**TASK OBJECTIVE**:
Nothing but a number belongs in the answer: how many lines of the records below contain the string "icon".

####

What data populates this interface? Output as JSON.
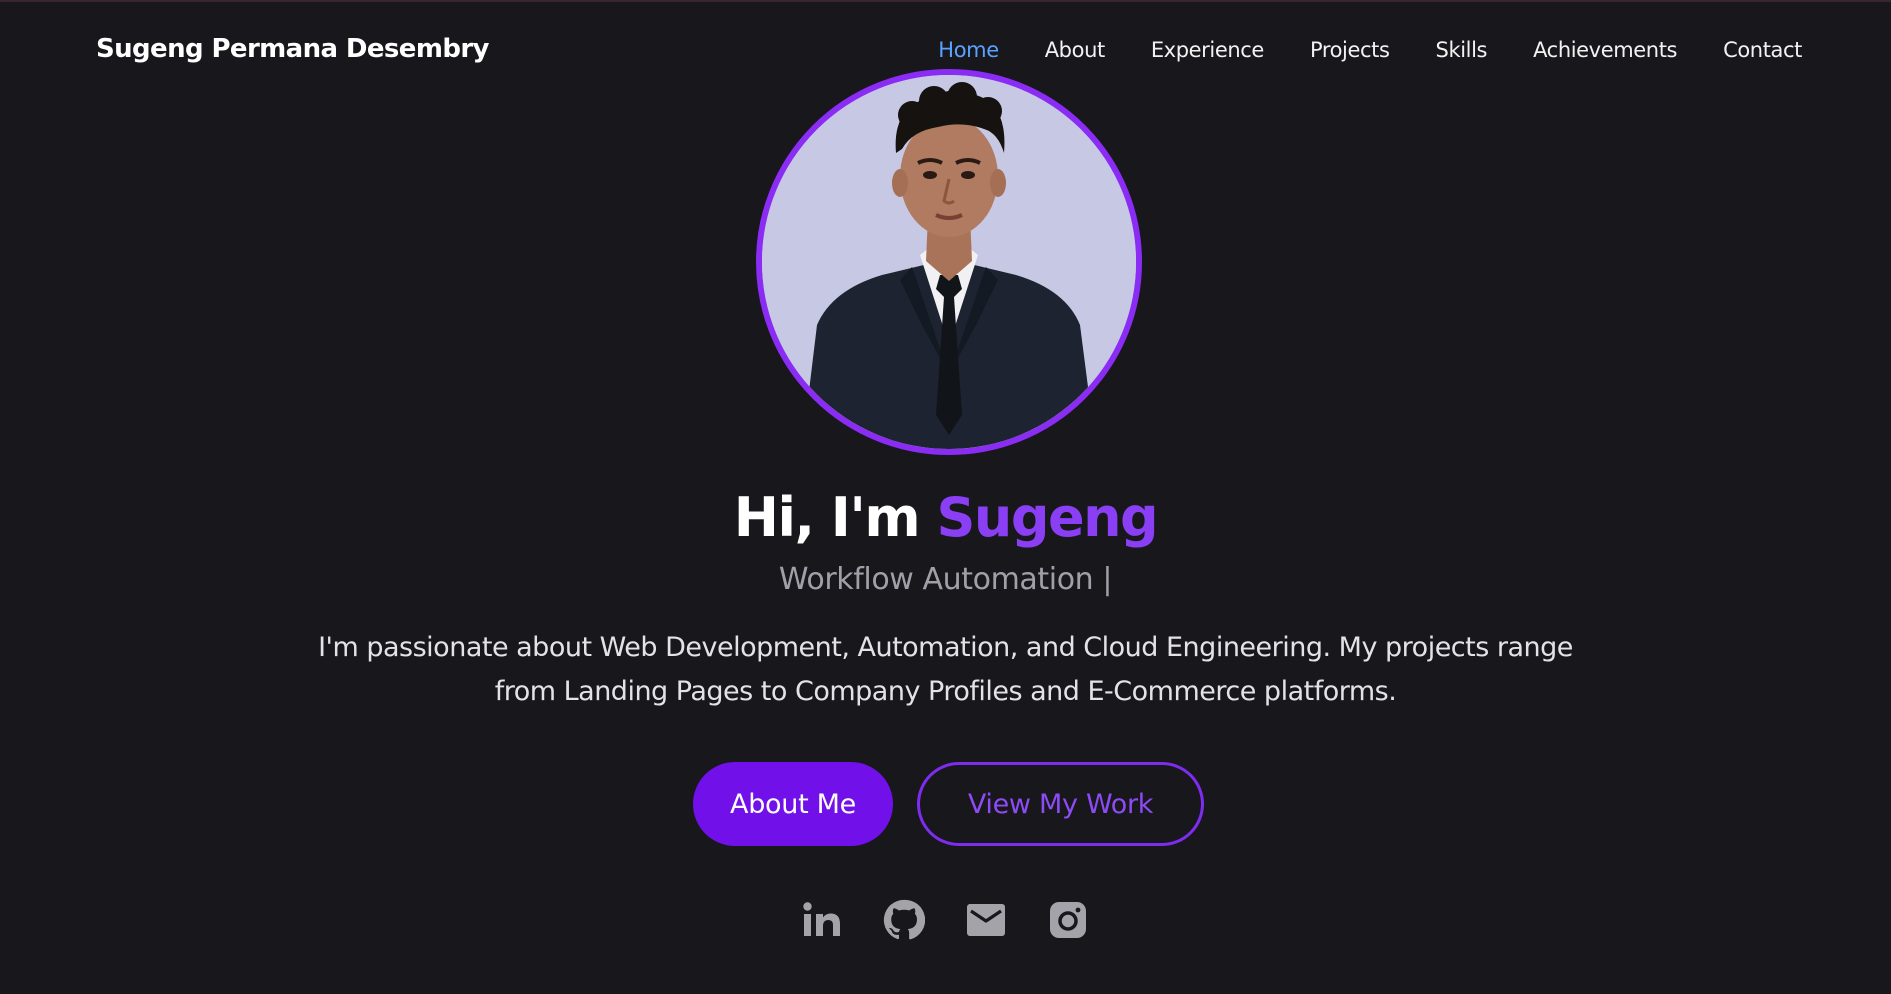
{
  "header": {
    "brand": "Sugeng Permana Desembry",
    "nav": [
      {
        "label": "Home",
        "active": true
      },
      {
        "label": "About",
        "active": false
      },
      {
        "label": "Experience",
        "active": false
      },
      {
        "label": "Projects",
        "active": false
      },
      {
        "label": "Skills",
        "active": false
      },
      {
        "label": "Achievements",
        "active": false
      },
      {
        "label": "Contact",
        "active": false
      }
    ]
  },
  "hero": {
    "greeting": "Hi, I'm ",
    "name": "Sugeng",
    "role": "Workflow Automation |",
    "bio": "I'm passionate about Web Development, Automation, and Cloud Engineering. My projects range from Landing Pages to Company Profiles and E-Commerce platforms.",
    "primary_button": "About Me",
    "secondary_button": "View My Work",
    "socials": [
      {
        "icon": "linkedin-icon"
      },
      {
        "icon": "github-icon"
      },
      {
        "icon": "email-icon"
      },
      {
        "icon": "instagram-icon"
      }
    ]
  },
  "colors": {
    "background": "#18171c",
    "accent": "#7110e8",
    "accent_light": "#8b3ff5",
    "nav_active": "#5aa2ff",
    "muted": "#a19fa8"
  }
}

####

**RESULT**:
4